The Secret Health Condition Your Terrible Cramps Could Indicate
Imagine having intense, numbing pain surge through your body—the kind that makes your muscles feel tender to the touch. You're easily fatigued, have difficulty concentrating, and can't fall (or stay) asleep. You're also depressed and incredibly sore, feeling like your muscles are being stabbed with knives. This is the reality for someone with fibromyalgia, a chronic pain disorder characterized by these very symptoms.
Aside from the debilitating pain and mental anguish fibromyalgia causes, the trouble with the condition is that it's widely misunderstood—there are no visible signs and symptoms, which makes it difficult to verbalize—or even prove—to others. And then there's the rub: According to Sara Twogood, assistant professor of clinical obstetrics and gynecology at Keck Medicine of USC, specialists are unsure what the underlying cause of fibromyalgia is—the tip of the iceberg for those feeling misunderstood or even accused of manifesting the symptoms "in their head." However, in the past few decades, researchers have increased their efforts to further examine the causes behind the condition to better help patients formulate a treatment plan.
To learn a bit more about this painful condition ourselves and to find out which treatment methods have proven to be the most effective, we spoke with Twogood and Jessica A. Shepherd, MD, director of minimally invasive gynecology at the University of Illinois at Chicago and SweetSpot Labs Expert. Below, their answers.
Tell Us More About the Condition
"In fibromyalgia patients, the pain is bilateral and occurs on both sides of the body," explains Twogood. "Historically, doctors have used 18 specific tender points distributed throughout the body to help aid in diagnosis." These trigger points, located at the back of the neck, elbows, front of the neck, hips, lower back, upper back, knees, shoulders, and chest help determine the severity of a patient's symptoms. However, localized muscle aches aren't the sole cause of the widespread pain—patients with fibromyalgia have malfunctions in their nervous systems, meaning that the levels of neurotransmitters that facilitate pain transmission are elevated in the cerebrospinal fluid and brain. Thus, pain is amplified and felt at a much stronger rate than the average person.
Who is Most Susceptible?
Says Twogood, "Fibromyalgia is more common in women and is thought to be the most common cause of generalized pain in women aged 20 to 55 years old. Women with fibromyalgia often have other conditions such as IBS (irritable bowel syndrome), migraine headaches, arthritis, chronic pelvic pain, or interstitial cystitis." In the case of IBS and pelvic pain, 40% to 70% of patients experience severe, shooting abdominal pain, bloating, and gas. Fibromyalgia also greatly amplifies menstrual pain and cramping. With these factors considered, it may be easy to liken the cause of your pain to your period, but if you experience any of the aforementioned symptoms, the problem is much larger and should be examined by a physician as soon as possible.
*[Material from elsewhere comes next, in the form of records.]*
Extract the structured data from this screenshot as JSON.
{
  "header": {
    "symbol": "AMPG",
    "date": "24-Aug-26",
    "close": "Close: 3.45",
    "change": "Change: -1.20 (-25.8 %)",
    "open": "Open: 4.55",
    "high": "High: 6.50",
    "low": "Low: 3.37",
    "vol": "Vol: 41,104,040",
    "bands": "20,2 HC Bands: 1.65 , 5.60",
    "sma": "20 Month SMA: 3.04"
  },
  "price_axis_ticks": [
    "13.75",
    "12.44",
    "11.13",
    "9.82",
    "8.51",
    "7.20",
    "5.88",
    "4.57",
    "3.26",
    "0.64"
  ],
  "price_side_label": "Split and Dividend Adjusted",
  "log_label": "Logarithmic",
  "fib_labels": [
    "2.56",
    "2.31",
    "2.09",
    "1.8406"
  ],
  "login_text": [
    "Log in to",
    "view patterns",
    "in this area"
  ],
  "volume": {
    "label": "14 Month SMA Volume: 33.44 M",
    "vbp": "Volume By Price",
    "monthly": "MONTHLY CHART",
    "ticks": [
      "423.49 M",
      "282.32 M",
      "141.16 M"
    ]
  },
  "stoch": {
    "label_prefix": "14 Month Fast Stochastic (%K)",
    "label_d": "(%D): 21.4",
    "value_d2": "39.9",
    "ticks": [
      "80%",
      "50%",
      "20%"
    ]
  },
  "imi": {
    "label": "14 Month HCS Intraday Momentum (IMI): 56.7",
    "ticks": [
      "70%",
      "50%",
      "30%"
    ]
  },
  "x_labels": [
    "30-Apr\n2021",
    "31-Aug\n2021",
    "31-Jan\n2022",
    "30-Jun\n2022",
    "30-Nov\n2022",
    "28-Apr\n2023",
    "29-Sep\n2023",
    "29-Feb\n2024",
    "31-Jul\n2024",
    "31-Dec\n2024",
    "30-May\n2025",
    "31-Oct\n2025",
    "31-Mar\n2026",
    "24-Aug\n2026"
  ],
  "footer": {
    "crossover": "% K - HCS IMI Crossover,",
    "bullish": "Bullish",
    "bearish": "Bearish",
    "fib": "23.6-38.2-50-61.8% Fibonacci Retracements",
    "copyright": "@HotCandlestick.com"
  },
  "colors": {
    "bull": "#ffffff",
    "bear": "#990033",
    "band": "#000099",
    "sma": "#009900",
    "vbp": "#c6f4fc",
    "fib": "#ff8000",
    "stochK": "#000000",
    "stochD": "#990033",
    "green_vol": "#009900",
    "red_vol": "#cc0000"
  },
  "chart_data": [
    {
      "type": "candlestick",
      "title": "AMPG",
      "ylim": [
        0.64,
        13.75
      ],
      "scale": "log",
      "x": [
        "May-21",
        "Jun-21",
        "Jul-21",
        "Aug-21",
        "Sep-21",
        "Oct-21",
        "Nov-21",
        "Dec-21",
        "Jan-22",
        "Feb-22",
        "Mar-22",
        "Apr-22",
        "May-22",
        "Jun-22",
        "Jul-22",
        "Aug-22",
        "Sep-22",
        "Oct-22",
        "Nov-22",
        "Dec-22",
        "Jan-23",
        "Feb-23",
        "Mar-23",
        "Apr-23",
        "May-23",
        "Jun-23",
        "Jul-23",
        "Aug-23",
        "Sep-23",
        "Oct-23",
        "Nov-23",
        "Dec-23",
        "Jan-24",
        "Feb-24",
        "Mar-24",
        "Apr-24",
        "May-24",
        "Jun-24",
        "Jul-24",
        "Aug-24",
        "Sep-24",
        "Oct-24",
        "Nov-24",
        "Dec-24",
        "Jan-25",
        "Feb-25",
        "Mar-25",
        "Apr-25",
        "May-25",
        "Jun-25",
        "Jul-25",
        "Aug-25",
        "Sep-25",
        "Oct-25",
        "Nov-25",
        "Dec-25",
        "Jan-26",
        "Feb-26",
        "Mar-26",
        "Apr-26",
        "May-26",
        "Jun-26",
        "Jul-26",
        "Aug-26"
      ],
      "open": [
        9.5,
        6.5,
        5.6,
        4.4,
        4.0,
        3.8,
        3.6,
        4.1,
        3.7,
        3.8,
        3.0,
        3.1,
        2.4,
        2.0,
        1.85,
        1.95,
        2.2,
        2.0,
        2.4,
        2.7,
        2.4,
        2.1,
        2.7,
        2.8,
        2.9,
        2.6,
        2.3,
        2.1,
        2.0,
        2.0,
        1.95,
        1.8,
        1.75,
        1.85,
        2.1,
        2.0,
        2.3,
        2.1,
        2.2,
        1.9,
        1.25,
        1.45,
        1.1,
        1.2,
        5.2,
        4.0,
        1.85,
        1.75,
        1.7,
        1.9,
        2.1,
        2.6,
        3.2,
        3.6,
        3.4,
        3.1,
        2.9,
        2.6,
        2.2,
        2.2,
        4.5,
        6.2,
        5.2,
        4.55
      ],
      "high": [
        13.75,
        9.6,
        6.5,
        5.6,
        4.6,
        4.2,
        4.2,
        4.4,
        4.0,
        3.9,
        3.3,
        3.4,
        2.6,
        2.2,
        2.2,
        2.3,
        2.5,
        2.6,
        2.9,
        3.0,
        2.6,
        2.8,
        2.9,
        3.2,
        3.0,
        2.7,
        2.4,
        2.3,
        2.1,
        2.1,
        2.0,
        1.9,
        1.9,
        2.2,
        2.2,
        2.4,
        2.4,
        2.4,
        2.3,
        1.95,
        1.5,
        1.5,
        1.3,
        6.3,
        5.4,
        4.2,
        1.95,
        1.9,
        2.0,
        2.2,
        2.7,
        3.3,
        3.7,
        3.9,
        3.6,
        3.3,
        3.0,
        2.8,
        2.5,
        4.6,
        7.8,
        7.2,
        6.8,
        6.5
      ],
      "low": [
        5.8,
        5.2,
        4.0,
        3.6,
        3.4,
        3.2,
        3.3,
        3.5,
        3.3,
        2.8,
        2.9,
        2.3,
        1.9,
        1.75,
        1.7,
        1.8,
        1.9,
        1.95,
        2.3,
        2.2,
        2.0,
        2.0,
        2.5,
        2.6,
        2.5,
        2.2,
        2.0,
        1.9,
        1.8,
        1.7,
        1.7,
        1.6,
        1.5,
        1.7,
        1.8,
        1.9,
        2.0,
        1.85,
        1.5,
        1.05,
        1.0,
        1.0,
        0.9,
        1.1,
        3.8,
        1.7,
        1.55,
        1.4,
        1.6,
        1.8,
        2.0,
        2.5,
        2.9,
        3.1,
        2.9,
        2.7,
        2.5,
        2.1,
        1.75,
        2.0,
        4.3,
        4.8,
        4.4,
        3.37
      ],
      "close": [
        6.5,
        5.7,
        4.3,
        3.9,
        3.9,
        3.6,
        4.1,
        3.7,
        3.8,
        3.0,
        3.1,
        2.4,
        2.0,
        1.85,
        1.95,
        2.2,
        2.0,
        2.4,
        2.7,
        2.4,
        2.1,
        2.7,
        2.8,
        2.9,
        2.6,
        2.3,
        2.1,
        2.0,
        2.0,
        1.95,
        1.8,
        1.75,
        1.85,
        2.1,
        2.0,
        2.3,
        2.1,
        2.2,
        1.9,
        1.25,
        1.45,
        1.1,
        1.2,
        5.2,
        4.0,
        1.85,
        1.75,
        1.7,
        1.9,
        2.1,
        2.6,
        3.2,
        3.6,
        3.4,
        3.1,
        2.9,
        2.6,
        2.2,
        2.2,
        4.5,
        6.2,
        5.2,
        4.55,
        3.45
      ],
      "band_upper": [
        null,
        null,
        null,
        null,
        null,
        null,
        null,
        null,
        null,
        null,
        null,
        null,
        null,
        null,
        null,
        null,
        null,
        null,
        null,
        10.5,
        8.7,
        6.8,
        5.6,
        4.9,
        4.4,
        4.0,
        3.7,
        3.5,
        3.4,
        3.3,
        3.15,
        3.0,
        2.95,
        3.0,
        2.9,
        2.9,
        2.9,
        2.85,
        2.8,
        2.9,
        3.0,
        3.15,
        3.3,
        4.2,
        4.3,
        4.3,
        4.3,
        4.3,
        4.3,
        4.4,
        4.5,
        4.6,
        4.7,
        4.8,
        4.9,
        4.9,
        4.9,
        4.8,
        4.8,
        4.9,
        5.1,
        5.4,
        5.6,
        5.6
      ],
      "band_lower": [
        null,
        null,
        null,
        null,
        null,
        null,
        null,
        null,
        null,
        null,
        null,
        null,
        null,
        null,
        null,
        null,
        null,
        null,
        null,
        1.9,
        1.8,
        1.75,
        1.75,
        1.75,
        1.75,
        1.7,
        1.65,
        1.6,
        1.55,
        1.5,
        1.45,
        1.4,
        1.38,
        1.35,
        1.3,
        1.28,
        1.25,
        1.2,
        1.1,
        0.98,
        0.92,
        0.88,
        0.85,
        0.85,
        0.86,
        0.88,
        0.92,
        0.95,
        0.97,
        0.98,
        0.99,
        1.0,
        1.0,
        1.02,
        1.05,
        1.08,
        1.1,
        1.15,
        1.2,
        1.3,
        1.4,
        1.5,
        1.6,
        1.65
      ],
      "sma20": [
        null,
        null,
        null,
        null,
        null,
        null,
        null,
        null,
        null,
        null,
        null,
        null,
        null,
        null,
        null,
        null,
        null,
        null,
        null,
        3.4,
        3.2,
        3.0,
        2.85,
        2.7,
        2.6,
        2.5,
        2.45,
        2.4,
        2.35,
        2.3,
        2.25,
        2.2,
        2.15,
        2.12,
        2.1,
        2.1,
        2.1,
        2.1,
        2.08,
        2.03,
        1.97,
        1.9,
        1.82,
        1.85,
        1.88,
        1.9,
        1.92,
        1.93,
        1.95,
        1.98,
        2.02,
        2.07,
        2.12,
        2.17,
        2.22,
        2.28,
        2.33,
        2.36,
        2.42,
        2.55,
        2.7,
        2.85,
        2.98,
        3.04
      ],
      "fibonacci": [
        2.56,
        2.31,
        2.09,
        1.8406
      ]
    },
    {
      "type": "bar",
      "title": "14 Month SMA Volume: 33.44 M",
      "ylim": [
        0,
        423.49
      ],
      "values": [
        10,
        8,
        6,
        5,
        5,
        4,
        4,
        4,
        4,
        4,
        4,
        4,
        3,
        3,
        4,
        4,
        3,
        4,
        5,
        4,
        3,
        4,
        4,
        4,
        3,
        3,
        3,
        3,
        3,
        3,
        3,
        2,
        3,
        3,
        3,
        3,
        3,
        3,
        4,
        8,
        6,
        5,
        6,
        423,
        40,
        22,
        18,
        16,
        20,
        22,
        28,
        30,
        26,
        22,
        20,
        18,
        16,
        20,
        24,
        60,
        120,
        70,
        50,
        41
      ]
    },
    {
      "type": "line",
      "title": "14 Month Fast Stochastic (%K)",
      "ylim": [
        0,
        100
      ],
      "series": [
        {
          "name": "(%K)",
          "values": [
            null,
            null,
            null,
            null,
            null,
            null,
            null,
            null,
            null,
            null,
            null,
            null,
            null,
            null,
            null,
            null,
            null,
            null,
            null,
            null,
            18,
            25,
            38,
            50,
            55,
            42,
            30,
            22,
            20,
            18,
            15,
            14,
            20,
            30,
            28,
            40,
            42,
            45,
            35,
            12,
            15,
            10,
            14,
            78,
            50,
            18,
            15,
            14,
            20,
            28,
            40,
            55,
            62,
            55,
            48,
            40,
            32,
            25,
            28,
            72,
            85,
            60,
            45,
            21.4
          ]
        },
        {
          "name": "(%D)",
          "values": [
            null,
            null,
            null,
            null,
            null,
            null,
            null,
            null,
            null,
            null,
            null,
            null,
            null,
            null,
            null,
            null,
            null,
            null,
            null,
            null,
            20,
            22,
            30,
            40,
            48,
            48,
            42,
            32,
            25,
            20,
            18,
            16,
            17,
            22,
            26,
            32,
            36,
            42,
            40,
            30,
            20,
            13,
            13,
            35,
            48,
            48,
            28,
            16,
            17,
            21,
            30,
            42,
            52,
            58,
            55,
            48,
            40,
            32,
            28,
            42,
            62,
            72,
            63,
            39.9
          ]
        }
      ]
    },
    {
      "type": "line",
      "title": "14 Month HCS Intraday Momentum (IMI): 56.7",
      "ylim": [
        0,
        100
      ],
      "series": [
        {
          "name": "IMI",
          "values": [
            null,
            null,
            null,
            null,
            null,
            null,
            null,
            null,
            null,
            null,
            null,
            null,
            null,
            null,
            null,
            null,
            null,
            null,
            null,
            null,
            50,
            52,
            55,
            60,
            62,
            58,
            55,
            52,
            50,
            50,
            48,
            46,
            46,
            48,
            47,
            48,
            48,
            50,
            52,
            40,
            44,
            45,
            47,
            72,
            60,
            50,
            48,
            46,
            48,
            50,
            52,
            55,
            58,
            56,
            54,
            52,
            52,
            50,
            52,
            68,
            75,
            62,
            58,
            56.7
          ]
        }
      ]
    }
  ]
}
How Is it Treated?
According to Shepherd, fibromyalgia is treated with medications such as antidepressants, anticonvulsants, and NSAIDs (nonsteroidal anti-inflammatory drugs).
Exercise and physical activity are also vital to the success of your treatment. While the thought of exercising, or even getting up to move at all may be a struggle, physical activity and exercise are key components of feeling better—doing so releases endorphins, which are natural painkillers.
Physical therapy may also be a helpful route to take, as having a professional work with you to stretch your body and create new muscle memory will encourage recovery.
Both Twogood and Shepherd say that acupuncture and yoga will ease symptoms of fibromyalgia. Acupuncture relieves pressure points while yoga stretches the muscles and eases the mind—all recipes for more relaxation and less focus on the pain. (If you're looking to go the natural route, try some of these prescription-free remedies, after speaking with a doctor, of course.)
Most importantly, though, Twogood adds that treatment can be a long, challenging process, but a trusting relationship between you and your doctor is important. "Patient education is paramount," she explains.
Up next, read up on another common condition that affects millions of women.